Well, here’s something to celebrate!
On September 16, Los Angeles took the latest step towards 100 percent clean energy when the City Council unanimously approved a motion requiring the utility to develop a plan for 100 percent clean energy. The motion calls on the Department of Water and Power (DWP), the largest public utility in the nation, to collaborate with research institutions and other stakeholders to study the barriers to 100 percent clean energy, with the goal of presenting a plan for phasing out fossil fuels. The motion also requests an investigation of the economic transition - how to ensure the transition to clean energy creates high quality jobs, and that no community is left behind in the transition.
Props to Councilmembers Paul Krekorian and Mike Bonin for collaborating to move this ahead. Their leadership is needed right now. August set the 16th consecutive monthly record for warmest average global temperature. The New York Times reported this month that coastal communities are already dealing with coastal flooding driven by global warming. California is in the midst of a record drought. And dirty air days are on the rise in Southern California. In short: we need bold leadership, and Los Angeles and the planet are lucky to have leaders like Bonin and Krekorian stepping up.

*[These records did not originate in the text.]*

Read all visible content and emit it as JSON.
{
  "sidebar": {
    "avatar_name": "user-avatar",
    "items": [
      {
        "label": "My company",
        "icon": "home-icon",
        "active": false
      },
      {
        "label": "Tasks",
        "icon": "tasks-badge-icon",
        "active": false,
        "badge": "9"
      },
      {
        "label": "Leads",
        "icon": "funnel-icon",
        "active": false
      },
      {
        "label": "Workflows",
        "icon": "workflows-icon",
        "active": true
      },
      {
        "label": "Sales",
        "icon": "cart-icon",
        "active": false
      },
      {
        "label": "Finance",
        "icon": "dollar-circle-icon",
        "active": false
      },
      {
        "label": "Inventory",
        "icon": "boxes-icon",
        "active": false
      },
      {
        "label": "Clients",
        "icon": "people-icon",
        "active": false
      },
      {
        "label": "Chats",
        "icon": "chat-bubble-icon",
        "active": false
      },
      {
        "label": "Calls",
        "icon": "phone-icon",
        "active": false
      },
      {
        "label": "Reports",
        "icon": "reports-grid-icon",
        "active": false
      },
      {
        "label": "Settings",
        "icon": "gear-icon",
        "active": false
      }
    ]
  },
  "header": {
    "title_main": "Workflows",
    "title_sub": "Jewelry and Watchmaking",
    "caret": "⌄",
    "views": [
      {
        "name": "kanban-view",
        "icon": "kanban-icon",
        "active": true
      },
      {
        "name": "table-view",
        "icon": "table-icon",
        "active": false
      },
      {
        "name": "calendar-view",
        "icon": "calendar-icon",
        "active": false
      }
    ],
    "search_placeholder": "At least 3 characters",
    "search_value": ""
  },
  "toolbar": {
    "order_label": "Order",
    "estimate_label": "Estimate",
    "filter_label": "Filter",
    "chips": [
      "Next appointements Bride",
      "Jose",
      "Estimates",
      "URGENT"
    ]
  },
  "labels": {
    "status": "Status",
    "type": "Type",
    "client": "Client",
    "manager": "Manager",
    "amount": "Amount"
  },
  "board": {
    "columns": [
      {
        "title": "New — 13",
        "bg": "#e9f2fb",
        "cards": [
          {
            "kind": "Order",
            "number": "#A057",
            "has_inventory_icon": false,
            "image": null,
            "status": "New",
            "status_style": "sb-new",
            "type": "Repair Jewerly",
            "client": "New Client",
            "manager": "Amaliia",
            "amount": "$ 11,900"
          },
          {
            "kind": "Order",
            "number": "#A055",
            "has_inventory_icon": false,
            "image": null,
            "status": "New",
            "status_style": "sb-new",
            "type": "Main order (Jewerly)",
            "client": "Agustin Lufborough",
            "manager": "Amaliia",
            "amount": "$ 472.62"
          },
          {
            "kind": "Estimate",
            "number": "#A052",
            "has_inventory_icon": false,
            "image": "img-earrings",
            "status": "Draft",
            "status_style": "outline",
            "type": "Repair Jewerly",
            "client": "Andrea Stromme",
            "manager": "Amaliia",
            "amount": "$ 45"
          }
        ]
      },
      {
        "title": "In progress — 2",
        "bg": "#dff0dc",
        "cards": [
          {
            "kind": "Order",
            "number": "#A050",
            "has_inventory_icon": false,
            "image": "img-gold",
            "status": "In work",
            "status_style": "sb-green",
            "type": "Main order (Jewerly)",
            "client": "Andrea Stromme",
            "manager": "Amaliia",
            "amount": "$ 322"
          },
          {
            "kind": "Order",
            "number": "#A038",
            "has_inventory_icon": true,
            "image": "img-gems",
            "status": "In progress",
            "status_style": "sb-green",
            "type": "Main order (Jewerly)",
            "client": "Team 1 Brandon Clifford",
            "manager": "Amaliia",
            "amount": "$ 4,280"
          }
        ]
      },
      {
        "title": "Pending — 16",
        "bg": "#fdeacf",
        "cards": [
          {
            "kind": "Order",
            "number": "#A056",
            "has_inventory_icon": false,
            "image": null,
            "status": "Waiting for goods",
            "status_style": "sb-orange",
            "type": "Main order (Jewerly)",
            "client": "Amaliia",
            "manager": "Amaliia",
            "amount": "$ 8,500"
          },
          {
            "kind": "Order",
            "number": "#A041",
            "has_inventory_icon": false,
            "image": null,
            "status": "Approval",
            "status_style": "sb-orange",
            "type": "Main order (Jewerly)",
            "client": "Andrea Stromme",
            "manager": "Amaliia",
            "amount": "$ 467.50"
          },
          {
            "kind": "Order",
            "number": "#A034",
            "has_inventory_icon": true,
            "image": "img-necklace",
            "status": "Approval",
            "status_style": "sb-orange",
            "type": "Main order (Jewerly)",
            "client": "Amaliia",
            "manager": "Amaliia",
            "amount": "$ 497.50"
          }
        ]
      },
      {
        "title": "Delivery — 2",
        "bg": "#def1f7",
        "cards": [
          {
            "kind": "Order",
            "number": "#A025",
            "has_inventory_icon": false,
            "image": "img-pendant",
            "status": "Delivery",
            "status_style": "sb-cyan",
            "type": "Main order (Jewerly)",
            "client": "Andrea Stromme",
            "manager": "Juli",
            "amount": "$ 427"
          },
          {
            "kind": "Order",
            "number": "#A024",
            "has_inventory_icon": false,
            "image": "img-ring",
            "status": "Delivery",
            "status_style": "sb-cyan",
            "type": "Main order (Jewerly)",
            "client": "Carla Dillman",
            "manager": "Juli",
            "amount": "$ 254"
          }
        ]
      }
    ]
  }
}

But back to Friday, which was a great day. More than 100 people representing a dozen or more organizations spoke in support. Testimony ranged from students to seniors, from labor to business to environmentalists, workforce development organizations, and communities from Watts to the West Valley. Students in attendance wore sunglasses, chanting “the future is bright!” It was a reminder to me that the clean energy future we’re building is so much more motivating and inspiring than the dystopian future we’re fighting to avoid.
I was particularly struck by the testimony of Stephanie Aguillar, an 18-year-old student here in LA:
“This study makes me proud to be an Angeleno because it shows that my city is getting serious about tackling climate change and air pollution. I can't wait for my city to be run on entirely clean energy for the sake of our health and the planet, and because I want more green tech career opportunities that people in my generation will excel in."
It’d be impossible to celebrate this progress without acknowledging that it hasn’t happened in a vacuum. Advocates have spent years organizing for change in LA. Whether it be reimagining LA’s energy efficiency programs as a tool to increase equity, to fighting to keep Aliso Canyon closed, building the largest urban rooftop solar program in the country, or winning the commitment to eliminate dirty coal, a broad set of organizations have helped build the broad, diverse constituency necessary to enable the conditions where the City Council would unanimously vote to develop a plan for 100% clean energy. See the press release for a robust but admittedly incomplete list of groups playing a role in transforming the City’s energy system to make it clean and equitable.
Of course, while a great start, a plan is just a plan. There are no dates for the transition (yet) and the rubber will soon hit the road as the utility has some important decisions in the near future. Most critically, DWP is weighing a decision to build more than two gigawatts of new gas power plants- roughly half in Los Angeles and half as part of its plan to phase out coal. How DWP lands on those decisions, and how they respond to public comment, will go a long way to determining the level of leadership LA will provide, as well as the pace of the transition to 100% clean energy.
Those decisions are critically important, and it is part of the reason why Friday’s action and the Council’s leadership is so necessary. The City Council has made clear that there’s only one destination for our energy future: 100 percent clean energy. We’re looking forward to getting to work with Stephanie and all the others in attendance on Friday to build that future together.